Four Stars "An excellent first novel. The style is fast and focused on the plot but with a superbe eye to just the right and just enough characterization to keep you enagaged with the people who inhabit these future warships. And there was just enough technical detail to give the sense the ships and their crew are real and this is a future just a few years from now. I literally lost a night to this book - I simply could not put it down once I started."
Four Stars "If you like writing that shows a knowledge of military,especially naval, thinking then this is the book for you. I like that it made me think that navigation in space might be a lot like navigating a submarine. Interesting thoughts on what it is to be command. Sometimes the multicultural nature of the imagined groups gets in the way of the flow; there are many exclamations made in languages from around the world which sometimes become too much. I can really hear the voice of his characters with a Scottish background. There are some twists which keep you wondering who is the enemy. If you don't like technical references then it is probably not a book you would enjoy. Definitely leaves you with questions at the end, but does wrap up the immediate questions presented in the book."
The fears of generations are realized in a brilliant flash in the shadowy wastes beyond Jupiter. From a mysterious array appear two alien ships, their vicious intention all too clear as they fall upon a pair of Terran ships battling over ownership of the enigmatic discovery.
They come from Gliese 581g where, in 2008, a message of peace was sent. They are an avenging force, unleashed to deliver a terrible retribution upon a trusted industrial magnate and secret liaison who is now determined to steal their technology. The aliens are powerful, technologically advanced by many decades, and determined to end the human threat.
Captain Ian Walker, recently retired from NASA and at the end of a career that saw him removed from his last command in disgrace, is called back because of his rare combat experience and is given command of the elderly monitor, NASS Centaurus. Captain Corina Sacramento, her crew exhausted and her ship worn out after completing a seven month asteroid survey for the South American Space Agency is waylaid from her return mission to Earth and redeployed to the Jovian moon of Himalia.
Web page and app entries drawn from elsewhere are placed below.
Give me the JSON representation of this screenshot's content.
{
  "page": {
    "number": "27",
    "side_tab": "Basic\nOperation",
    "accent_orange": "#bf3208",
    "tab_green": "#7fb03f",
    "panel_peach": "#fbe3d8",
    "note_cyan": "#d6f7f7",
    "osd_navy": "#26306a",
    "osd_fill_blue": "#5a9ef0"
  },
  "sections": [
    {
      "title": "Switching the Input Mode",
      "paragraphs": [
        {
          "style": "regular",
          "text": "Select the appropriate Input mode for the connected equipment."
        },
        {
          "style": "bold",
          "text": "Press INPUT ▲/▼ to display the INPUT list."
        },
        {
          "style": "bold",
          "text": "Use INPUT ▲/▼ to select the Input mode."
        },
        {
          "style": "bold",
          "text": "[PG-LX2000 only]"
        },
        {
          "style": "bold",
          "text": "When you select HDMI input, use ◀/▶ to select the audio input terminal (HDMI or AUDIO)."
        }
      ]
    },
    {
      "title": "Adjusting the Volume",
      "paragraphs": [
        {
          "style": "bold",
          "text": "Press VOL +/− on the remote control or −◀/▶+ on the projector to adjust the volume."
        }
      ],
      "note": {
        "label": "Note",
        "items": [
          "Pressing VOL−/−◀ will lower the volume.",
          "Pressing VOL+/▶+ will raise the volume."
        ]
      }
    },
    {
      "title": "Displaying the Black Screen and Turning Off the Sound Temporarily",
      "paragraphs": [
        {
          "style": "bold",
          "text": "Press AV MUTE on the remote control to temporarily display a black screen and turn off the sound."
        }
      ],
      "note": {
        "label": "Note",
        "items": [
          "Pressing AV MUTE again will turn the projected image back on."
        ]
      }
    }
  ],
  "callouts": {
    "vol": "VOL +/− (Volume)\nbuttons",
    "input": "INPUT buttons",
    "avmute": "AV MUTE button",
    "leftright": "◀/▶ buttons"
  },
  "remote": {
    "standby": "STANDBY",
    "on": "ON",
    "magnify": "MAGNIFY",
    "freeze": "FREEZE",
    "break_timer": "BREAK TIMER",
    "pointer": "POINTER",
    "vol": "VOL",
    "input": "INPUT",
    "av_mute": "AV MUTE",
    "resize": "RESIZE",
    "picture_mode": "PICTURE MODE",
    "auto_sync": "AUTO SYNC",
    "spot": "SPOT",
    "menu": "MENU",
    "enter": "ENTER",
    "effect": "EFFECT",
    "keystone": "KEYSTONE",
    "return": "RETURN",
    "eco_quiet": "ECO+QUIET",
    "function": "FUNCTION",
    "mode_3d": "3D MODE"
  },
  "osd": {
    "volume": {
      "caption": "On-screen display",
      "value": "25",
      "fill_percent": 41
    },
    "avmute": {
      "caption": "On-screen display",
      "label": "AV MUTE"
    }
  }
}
Commodore Sorscha Cameron, former commander of the European cruiser, Indomptable, is given a field promotion and the impossible task of holding the Jovian System.
Their mission is simple – they are to join the United Nations task group assigned to protect the Terran interests in the Jovian System and shield the excavation of an alien spaceship buried in the ice of Europa. As the Gliesiuns amass a powerful force, and the spacefaring nations of Earth, Luna, and Mars argue over control of defences, all three must fight feelings of self-doubt and fear to rally their task group to defend the future of mankind in the outer solar system.
Five Stars "I'm a big fan of military sci-fi and 'Jupiter Rising' is filled with the strategy and detail that keeps the story flowing. The author develops the characters in a way that adds depth to the story on several levels. When writing sci fi the author is unbounded in their imagination and creativity so remaining grounded in some semblance of the limits of physics and science in general helps provide integrity to the story. Read 'Europa Rising' first to get the "lay of the land" and Jupiter Rising will be all the more enjoyable."
Four Stars "Sean MacÚisdin uses his experience from the Royal Canadian Navy to good effect as he spins a tail of humanities first battles with aliens in space. The story is fast paced form the start. When there is no action, then there is suspense as human and Gliesiun warships play cat and mouse before pouncing."